Then there's the question of overuse. New York Times columnist Maureen Dowd wrote Tuesday of a trip to Colorado where she had a bad experience after eating a marijuana-laced candy bar that left her "curled up in a hallucinatory state for the next eight hours." Kirk and Pongi are both mentioned in the column.

Yet the risks of marijuana intoxication pale in comparison to the number of deaths attributable to alcohol, which Dowd describes as her own drug of choice. According to the Centers for Disease Control and Prevention, there are around 88,000 deaths related to alcohol overuse every year, about 7,500 of which are the result of falls. Kleiman estimates that alcohol-related falls may account for as many as two deaths per week in Colorado alone. But Dowd's column wasn't about the risks of legal alcohol. And since there are no highly motivated groups fighting for the prohibition of alcohol, they're not likely to make news. 

Still, Dowd's column deals with a genuine issue -- unlike with smoking, people can have a hard time understanding how much THC they're taking in when they consume marijuana edibles. People consuming edibles sometimes believe they're not getting high because of a delayed reaction, and then end up much more intoxicated than they intended -- a problem of which Colorado state officials are well aware. But no one would be surprised if you told them a story about someone getting in trouble after drinking an entire handle of bourbon, either. And unlike with bourbon, there's never been a documented case of someone overdosing on marijuana.

"There's clearly an edibles problem, meaning that Maureen Dowd is not the only idiot in the world," said Kleiman. "Eating is dangerous because it's harder to control the dose. Under legality that problem should go away, because the dose is on the product. You should be able to take just the right amount, just like a drinker knows how many drinks they want to drink." 

"Eating is dangerous because it’s harder to control the dose. You should be able to take just the right amount, just like a drinker knows how many drinks they want to drink."'

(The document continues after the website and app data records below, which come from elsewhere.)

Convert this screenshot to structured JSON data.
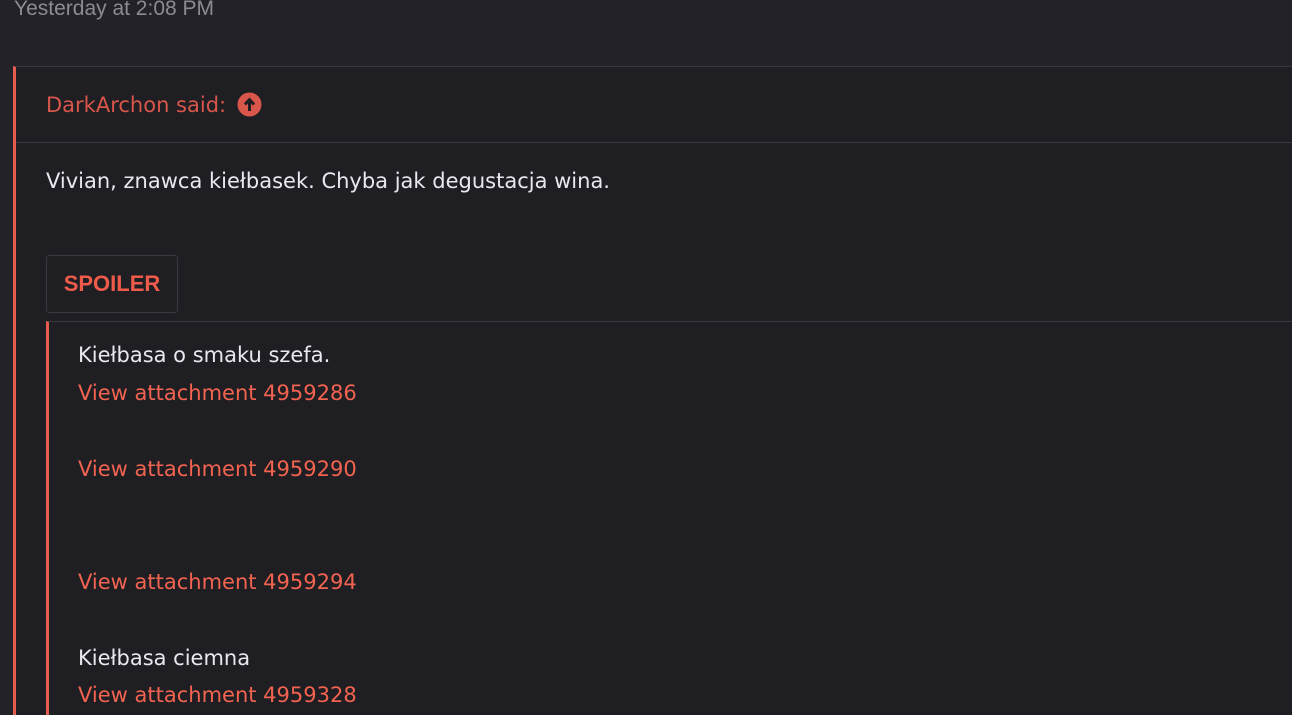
{
  "post": {
    "timestamp": "Yesterday at 2:08 PM"
  },
  "quote": {
    "author_label": "DarkArchon said:",
    "jump_icon": "arrow-circle-up-icon",
    "text": "Vivian, znawca kiełbasek. Chyba jak degustacja wina."
  },
  "spoiler": {
    "button_label": "SPOILER",
    "items": [
      {
        "type": "text",
        "value": "Kiełbasa o smaku szefa."
      },
      {
        "type": "link",
        "value": "View attachment 4959286"
      },
      {
        "type": "link",
        "value": "View attachment 4959290"
      },
      {
        "type": "link",
        "value": "View attachment 4959294"
      },
      {
        "type": "text",
        "value": "Kiełbasa ciemna"
      },
      {
        "type": "link",
        "value": "View attachment 4959328"
      }
    ]
  },
  "colors": {
    "background": "#232228",
    "accent": "#e65c4f",
    "text": "#e9e8ee",
    "muted": "#8c8b92"
  }
}
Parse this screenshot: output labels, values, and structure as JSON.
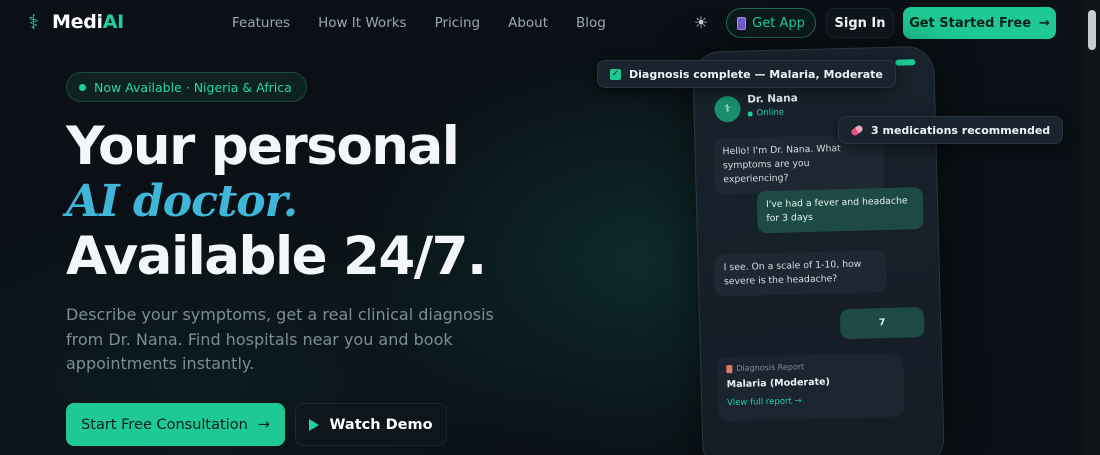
{
  "nav": {
    "brand_prefix": "Medi",
    "brand_suffix": "AI",
    "links": [
      "Features",
      "How It Works",
      "Pricing",
      "About",
      "Blog"
    ],
    "get_app_label": "Get App",
    "sign_in_label": "Sign In",
    "get_started_label": "Get Started Free"
  },
  "hero": {
    "badge": "Now Available · Nigeria & Africa",
    "headline_line1": "Your personal",
    "headline_line2": "AI doctor.",
    "headline_line3": "Available 24/7.",
    "subtext": "Describe your symptoms, get a real clinical diagnosis from Dr. Nana. Find hospitals near you and book appointments instantly.",
    "primary_cta": "Start Free Consultation",
    "secondary_cta": "Watch Demo"
  },
  "mockup": {
    "chip_diagnosis": "Diagnosis complete — Malaria, Moderate",
    "chip_medications": "3 medications recommended",
    "doctor_name": "Dr. Nana",
    "doctor_status": "Online",
    "messages": [
      {
        "from": "bot",
        "text": "Hello! I'm Dr. Nana. What symptoms are you experiencing?"
      },
      {
        "from": "user",
        "text": "I've had a fever and headache for 3 days"
      },
      {
        "from": "bot",
        "text": "I see. On a scale of 1-10, how severe is the headache?"
      },
      {
        "from": "user",
        "text": "7"
      }
    ],
    "report_label": "Diagnosis Report",
    "report_title": "Malaria (Moderate)",
    "report_link": "View full report →"
  },
  "colors": {
    "accent": "#1fc993",
    "accent_text": "#1fd1a0",
    "headline_italic": "#3fb5d8",
    "background": "#0a1016"
  }
}
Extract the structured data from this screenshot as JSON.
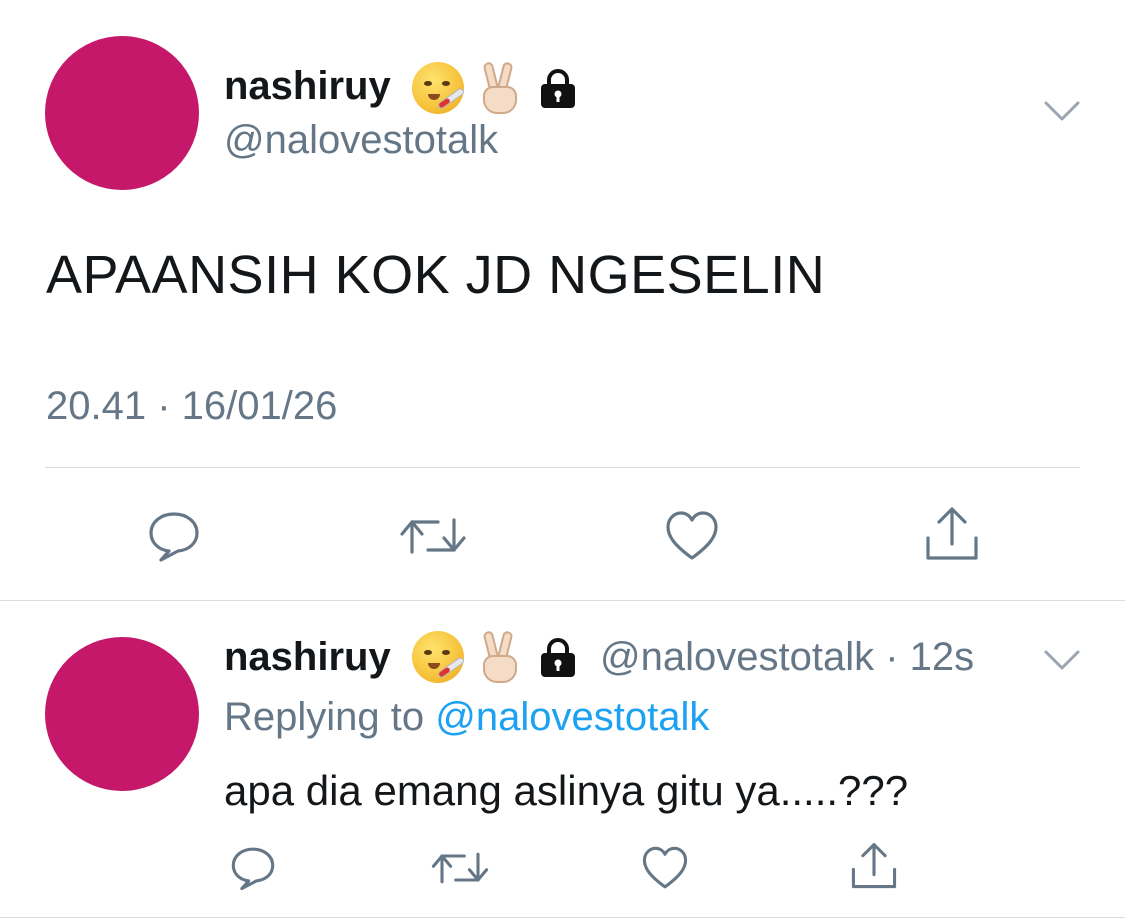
{
  "colors": {
    "avatar": "#c5186a",
    "secondary_text": "#657786",
    "link": "#1da1f2",
    "divider": "#d8dde1"
  },
  "main_tweet": {
    "display_name": "nashiruy",
    "badges": [
      "face-with-thermometer-emoji",
      "victory-hand-emoji",
      "lock-icon"
    ],
    "handle": "@nalovestotalk",
    "text": "APAANSIH KOK JD NGESELIN",
    "timestamp": "20.41 · 16/01/26",
    "actions": [
      "reply-icon",
      "retweet-icon",
      "like-icon",
      "share-icon"
    ]
  },
  "reply_tweet": {
    "display_name": "nashiruy",
    "badges": [
      "face-with-thermometer-emoji",
      "victory-hand-emoji",
      "lock-icon"
    ],
    "handle_time": "@nalovestotalk · 12s",
    "replying_prefix": "Replying to",
    "replying_handle": "@nalovestotalk",
    "text": "apa dia emang aslinya gitu ya.....???",
    "actions": [
      "reply-icon",
      "retweet-icon",
      "like-icon",
      "share-icon"
    ]
  }
}
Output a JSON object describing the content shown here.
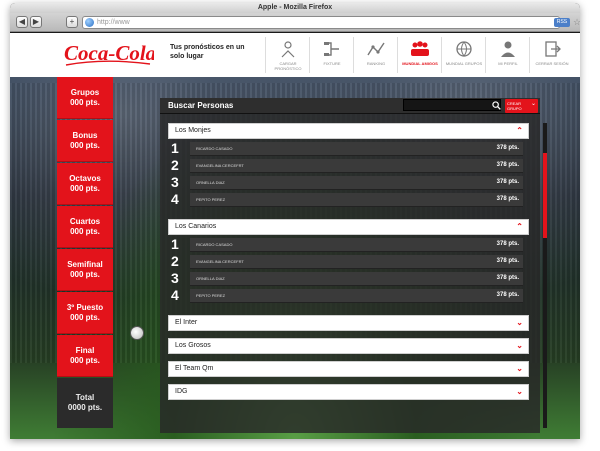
{
  "browser": {
    "title": "Apple - Mozilla Firefox",
    "url": "http://www",
    "rss_label": "RSS",
    "back_glyph": "◀",
    "forward_glyph": "▶",
    "new_tab_glyph": "+"
  },
  "header": {
    "logo_text": "Coca-Cola",
    "tagline": "Tus pronósticos en un solo lugar",
    "nav": [
      {
        "label": "Cargar pronóstico",
        "icon": "ball-kick-icon"
      },
      {
        "label": "Fixture",
        "icon": "bracket-icon"
      },
      {
        "label": "Ranking",
        "icon": "ranking-line-icon"
      },
      {
        "label": "Mundial amigos",
        "icon": "group-friends-icon"
      },
      {
        "label": "Mundial grupos",
        "icon": "globe-icon"
      },
      {
        "label": "Mi perfil",
        "icon": "profile-icon"
      },
      {
        "label": "Cerrar sesión",
        "icon": "logout-icon"
      }
    ],
    "active_nav_index": 3
  },
  "sidebar": {
    "stages": [
      {
        "name": "Grupos",
        "points": "000 pts."
      },
      {
        "name": "Bonus",
        "points": "000 pts."
      },
      {
        "name": "Octavos",
        "points": "000 pts."
      },
      {
        "name": "Cuartos",
        "points": "000 pts."
      },
      {
        "name": "Semifinal",
        "points": "000 pts."
      },
      {
        "name": "3º Puesto",
        "points": "000 pts."
      },
      {
        "name": "Final",
        "points": "000 pts."
      }
    ],
    "total": {
      "name": "Total",
      "points": "0000 pts."
    }
  },
  "panel": {
    "title": "Buscar Personas",
    "search_value": "",
    "create_group_label": "Crear grupo",
    "groups": [
      {
        "name": "Los Monjes",
        "expanded": true,
        "members": [
          {
            "rank": "1",
            "name": "Ricardo Casado",
            "points": "378 pts."
          },
          {
            "rank": "2",
            "name": "Evangelina Cercefrt",
            "points": "378 pts."
          },
          {
            "rank": "3",
            "name": "Ornella Diaz",
            "points": "378 pts."
          },
          {
            "rank": "4",
            "name": "Pepito Perez",
            "points": "378 pts."
          }
        ]
      },
      {
        "name": "Los Canarios",
        "expanded": true,
        "members": [
          {
            "rank": "1",
            "name": "Ricardo Casado",
            "points": "378 pts."
          },
          {
            "rank": "2",
            "name": "Evangelina Cercefrt",
            "points": "378 pts."
          },
          {
            "rank": "3",
            "name": "Ornella Diaz",
            "points": "378 pts."
          },
          {
            "rank": "4",
            "name": "Pepito Perez",
            "points": "378 pts."
          }
        ]
      },
      {
        "name": "El Inter",
        "expanded": false,
        "members": []
      },
      {
        "name": "Los Grosos",
        "expanded": false,
        "members": []
      },
      {
        "name": "El Team Qm",
        "expanded": false,
        "members": []
      },
      {
        "name": "IDG",
        "expanded": false,
        "members": []
      }
    ],
    "chevron_up": "⌃",
    "chevron_down": "⌄"
  },
  "colors": {
    "brand_red": "#e3131b",
    "dark_panel": "#2e2e2e"
  }
}
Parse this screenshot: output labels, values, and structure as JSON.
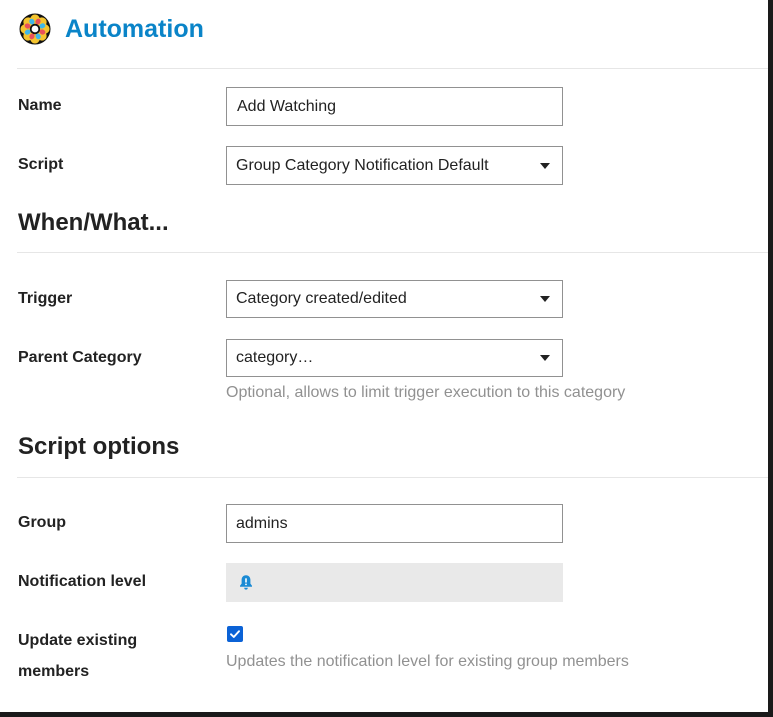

No one is proposing we go back to the days of Prohibition, despite the fact that people often become reckless or violent when they abuse alcohol. The evidence suggests that they're more likely to do so under the influence of alcohol than marijuana. But as Rolling Stone's Bruce Barcott notes, "Legalization rides on the growing belief that marijuana should be treated like alcohol, not like heroin or cocaine." The perception that marijuana, independent of other factors, can turn any teenager suicidal or any husband homicidal, would alter that belief, which is why anti-legalization advocates are focusing on stories like Kirk's or Pongi's. 

There may be greater problems with marijuana legalization down the line -- particularly as the marijuana industry's political ambitions rise with their profits. But the rare scary story from Colorado or Washington doesn't tell us much about whether or not legalization is working.

"So far there's nothing coming out of Colorado that says they made a mistake," Kleiman said.